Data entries
----------

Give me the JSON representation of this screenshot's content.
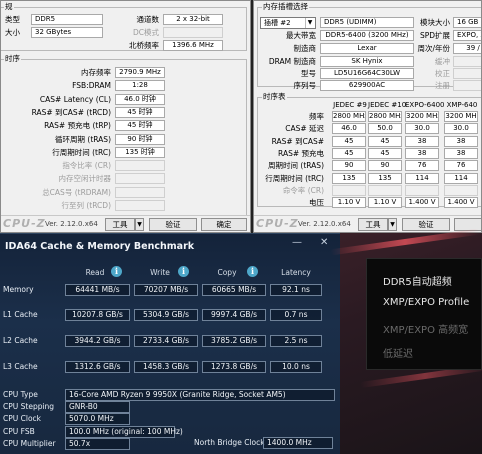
{
  "cpuz_left": {
    "module_group_title": "规",
    "type_label": "类型",
    "type_value": "DDR5",
    "size_label": "大小",
    "size_value": "32 GBytes",
    "channels_label": "通道数",
    "channels_value": "2 x 32-bit",
    "dc_mode_label": "DC模式",
    "nb_freq_label": "北桥频率",
    "nb_freq_value": "1396.6 MHz",
    "timing_group_title": "时序",
    "timings": [
      {
        "label": "内存频率",
        "value": "2790.9 MHz",
        "dim": false
      },
      {
        "label": "FSB:DRAM",
        "value": "1:28",
        "dim": false
      },
      {
        "label": "CAS# Latency (CL)",
        "value": "46.0 时钟",
        "dim": false
      },
      {
        "label": "RAS# 到CAS# (tRCD)",
        "value": "45 时钟",
        "dim": false
      },
      {
        "label": "RAS# 预充电 (tRP)",
        "value": "45 时钟",
        "dim": false
      },
      {
        "label": "循环周期 (tRAS)",
        "value": "90 时钟",
        "dim": false
      },
      {
        "label": "行周期时间 (tRC)",
        "value": "135 时钟",
        "dim": false
      },
      {
        "label": "指令比率 (CR)",
        "value": "",
        "dim": true
      },
      {
        "label": "内存空闲计时器",
        "value": "",
        "dim": true
      },
      {
        "label": "总CAS号 (tRDRAM)",
        "value": "",
        "dim": true
      },
      {
        "label": "行至列 (tRCD)",
        "value": "",
        "dim": true
      }
    ],
    "logo": "CPU-Z",
    "version": "Ver. 2.12.0.x64",
    "tools_label": "工具",
    "validate_label": "验证",
    "ok_label": "确定"
  },
  "cpuz_right": {
    "slot_group_title": "内存插槽选择",
    "slot_value": "插槽 #2",
    "slot_type": "DDR5 (UDIMM)",
    "module_size_label": "模块大小",
    "module_size_value": "16 GB",
    "max_bw_label": "最大带宽",
    "max_bw_value": "DDR5-6400 (3200 MHz)",
    "spd_ext_label": "SPD扩展",
    "spd_ext_value": "EXPO, XM",
    "manufacturer_label": "制造商",
    "manufacturer_value": "Lexar",
    "week_year_label": "周次/年份",
    "week_year_value": "39 /",
    "dram_mfr_label": "DRAM 制造商",
    "dram_mfr_value": "SK Hynix",
    "buffered_label": "缓冲",
    "model_label": "型号",
    "model_value": "LD5U16G64C30LW",
    "corrected_label": "校正",
    "serial_label": "序列号",
    "serial_value": "629900AC",
    "registered_label": "注册",
    "timing_table_title": "时序表",
    "columns": [
      "JEDEC #9",
      "JEDEC #10",
      "EXPO-6400",
      "XMP-640"
    ],
    "rows": [
      {
        "label": "频率",
        "values": [
          "2800 MHz",
          "2800 MHz",
          "3200 MHz",
          "3200 MH"
        ],
        "dim": false
      },
      {
        "label": "CAS# 延迟",
        "values": [
          "46.0",
          "50.0",
          "30.0",
          "30.0"
        ],
        "dim": false
      },
      {
        "label": "RAS# 到CAS#",
        "values": [
          "45",
          "45",
          "38",
          "38"
        ],
        "dim": false
      },
      {
        "label": "RAS# 预充电",
        "values": [
          "45",
          "45",
          "38",
          "38"
        ],
        "dim": false
      },
      {
        "label": "周期时间 (tRAS)",
        "values": [
          "90",
          "90",
          "76",
          "76"
        ],
        "dim": false
      },
      {
        "label": "行周期时间 (tRC)",
        "values": [
          "135",
          "135",
          "114",
          "114"
        ],
        "dim": false
      },
      {
        "label": "命令率 (CR)",
        "values": [
          "",
          "",
          "",
          ""
        ],
        "dim": true
      },
      {
        "label": "电压",
        "values": [
          "1.10 V",
          "1.10 V",
          "1.400 V",
          "1.400 V"
        ],
        "dim": false
      }
    ],
    "logo": "CPU-Z",
    "version": "Ver. 2.12.0.x64",
    "tools_label": "工具",
    "validate_label": "验证"
  },
  "aida": {
    "title": "IDA64 Cache & Memory Benchmark",
    "minimize": "—",
    "close": "✕",
    "headers": {
      "read": "Read",
      "write": "Write",
      "copy": "Copy",
      "latency": "Latency"
    },
    "bench_rows": [
      {
        "label": "Memory",
        "read": "64441 MB/s",
        "write": "70207 MB/s",
        "copy": "60665 MB/s",
        "latency": "92.1 ns"
      },
      {
        "label": "L1 Cache",
        "read": "10207.8 GB/s",
        "write": "5304.9 GB/s",
        "copy": "9997.4 GB/s",
        "latency": "0.7 ns"
      },
      {
        "label": "L2 Cache",
        "read": "3944.2 GB/s",
        "write": "2733.4 GB/s",
        "copy": "3785.2 GB/s",
        "latency": "2.5 ns"
      },
      {
        "label": "L3 Cache",
        "read": "1312.6 GB/s",
        "write": "1458.3 GB/s",
        "copy": "1273.8 GB/s",
        "latency": "10.0 ns"
      }
    ],
    "info_rows": [
      {
        "label": "CPU Type",
        "value": "16-Core AMD Ryzen 9 9950X  (Granite Ridge, Socket AM5)"
      },
      {
        "label": "CPU Stepping",
        "value": "GNR-B0"
      },
      {
        "label": "CPU Clock",
        "value": "5070.0 MHz"
      },
      {
        "label": "CPU FSB",
        "value": "100.0 MHz  (original: 100 MHz)"
      },
      {
        "label": "CPU Multiplier",
        "value": "50.7x"
      }
    ],
    "nb_clock_label": "North Bridge Clock",
    "nb_clock_value": "1400.0 MHz"
  },
  "menu": {
    "items": [
      {
        "label": "DDR5自动超频",
        "state": "normal"
      },
      {
        "label": "XMP/EXPO Profile",
        "state": "normal"
      },
      {
        "label": "XMP/EXPO 高频宽",
        "state": "disabled"
      },
      {
        "label": "低延迟",
        "state": "disabled"
      }
    ],
    "colors": {
      "normal": "#e8e8e8",
      "disabled": "#6a6a6a"
    }
  }
}
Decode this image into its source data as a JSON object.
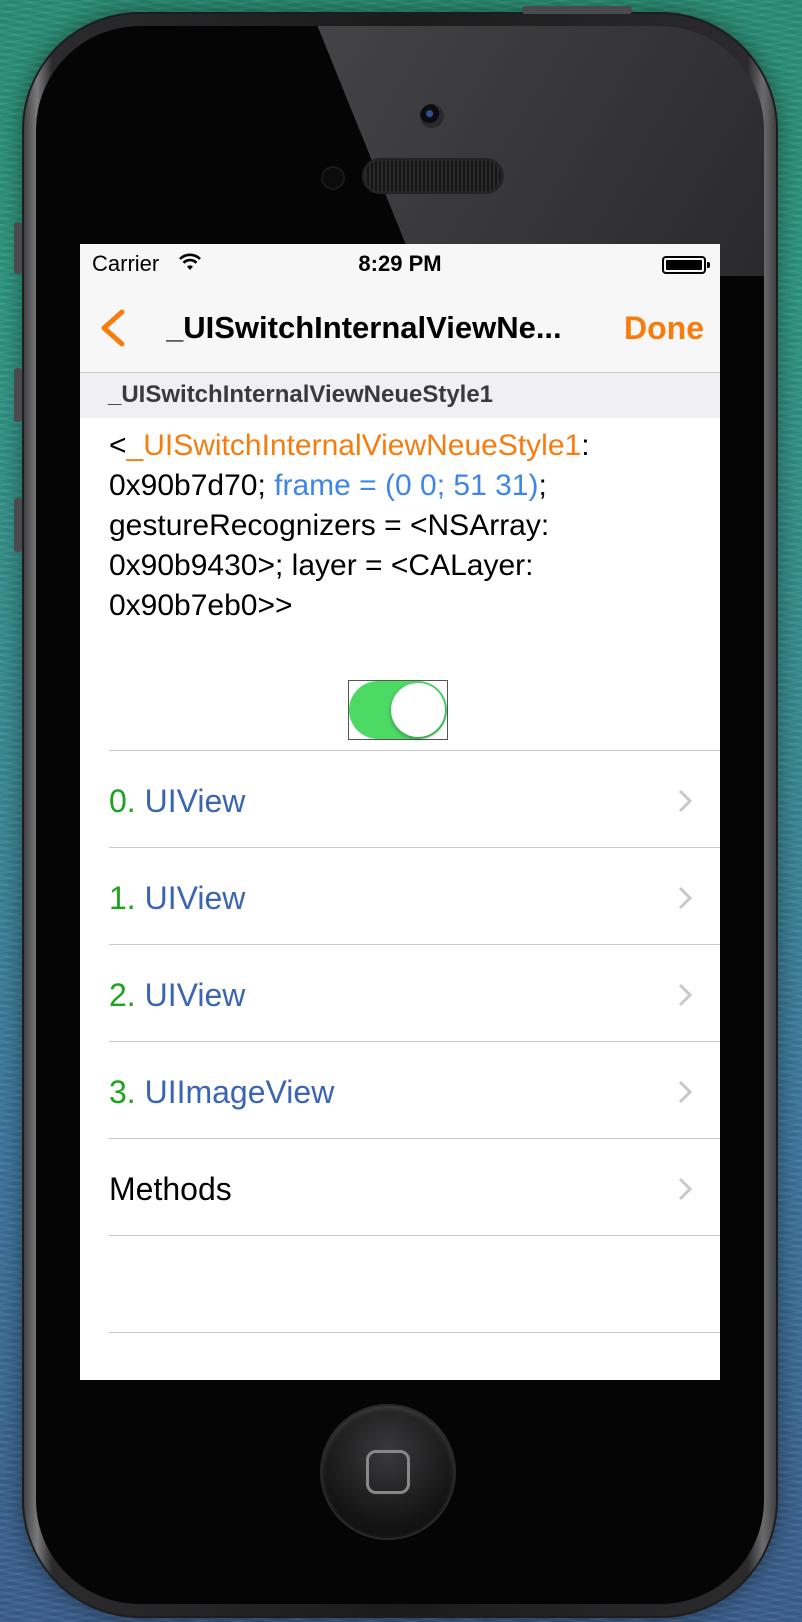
{
  "status_bar": {
    "carrier": "Carrier",
    "time": "8:29 PM"
  },
  "nav": {
    "title": "_UISwitchInternalViewNe...",
    "done_label": "Done"
  },
  "section": {
    "header": "_UISwitchInternalViewNeueStyle1"
  },
  "description": {
    "prefix": "<",
    "class_name": "_UISwitchInternalViewNeueStyle1",
    "colon": ":",
    "address": "0x90b7d70;",
    "frame": "frame = (0 0; 51 31)",
    "semicolon": ";",
    "rest": "gestureRecognizers = <NSArray: 0x90b9430>; layer = <CALayer: 0x90b7eb0>>"
  },
  "preview_switch": {
    "on": true
  },
  "rows": [
    {
      "index": "0.",
      "label": "UIView"
    },
    {
      "index": "1.",
      "label": "UIView"
    },
    {
      "index": "2.",
      "label": "UIView"
    },
    {
      "index": "3.",
      "label": "UIImageView"
    }
  ],
  "methods_label": "Methods",
  "colors": {
    "accent": "#f77c0e",
    "frame_blue": "#3f86e8",
    "index_green": "#1aa51a",
    "class_blue": "#3b65b2",
    "switch_green": "#4cd964"
  }
}
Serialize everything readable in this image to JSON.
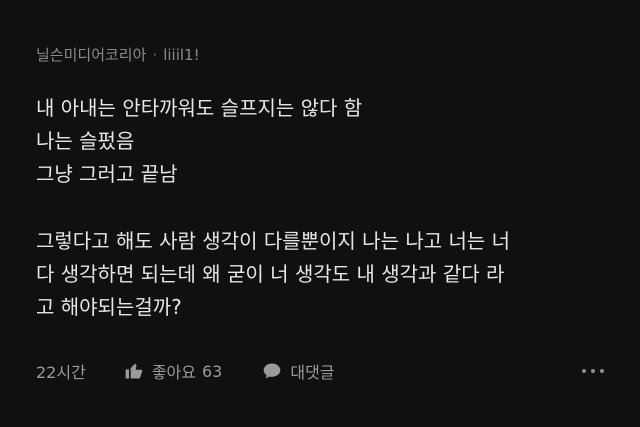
{
  "comment": {
    "author": "닐슨미디어코리아",
    "separator": "·",
    "author_tag": "liiil1!",
    "body_lines_block1": [
      "내 아내는 안타까워도 슬프지는 않다 함",
      "나는 슬펐음",
      "그냥 그러고 끝남"
    ],
    "body_lines_block2": [
      "그렇다고 해도 사람 생각이 다를뿐이지 나는 나고 너는 너",
      "다 생각하면 되는데 왜 굳이 너 생각도 내 생각과 같다 라",
      "고 해야되는걸까?"
    ],
    "timestamp": "22시간",
    "like_label": "좋아요",
    "like_count": "63",
    "reply_label": "대댓글"
  },
  "colors": {
    "background": "#101010",
    "text_primary": "#e6e6e6",
    "text_secondary": "#8a8a8a"
  },
  "icons": {
    "like": "thumbs-up-icon",
    "reply": "speech-bubble-icon",
    "more": "more-dots-icon"
  }
}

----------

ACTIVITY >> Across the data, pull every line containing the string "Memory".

THE COMPLETED TASK >>
    "title": "IDA64 Cache & Memory Benchmark",
        "label": "Memory",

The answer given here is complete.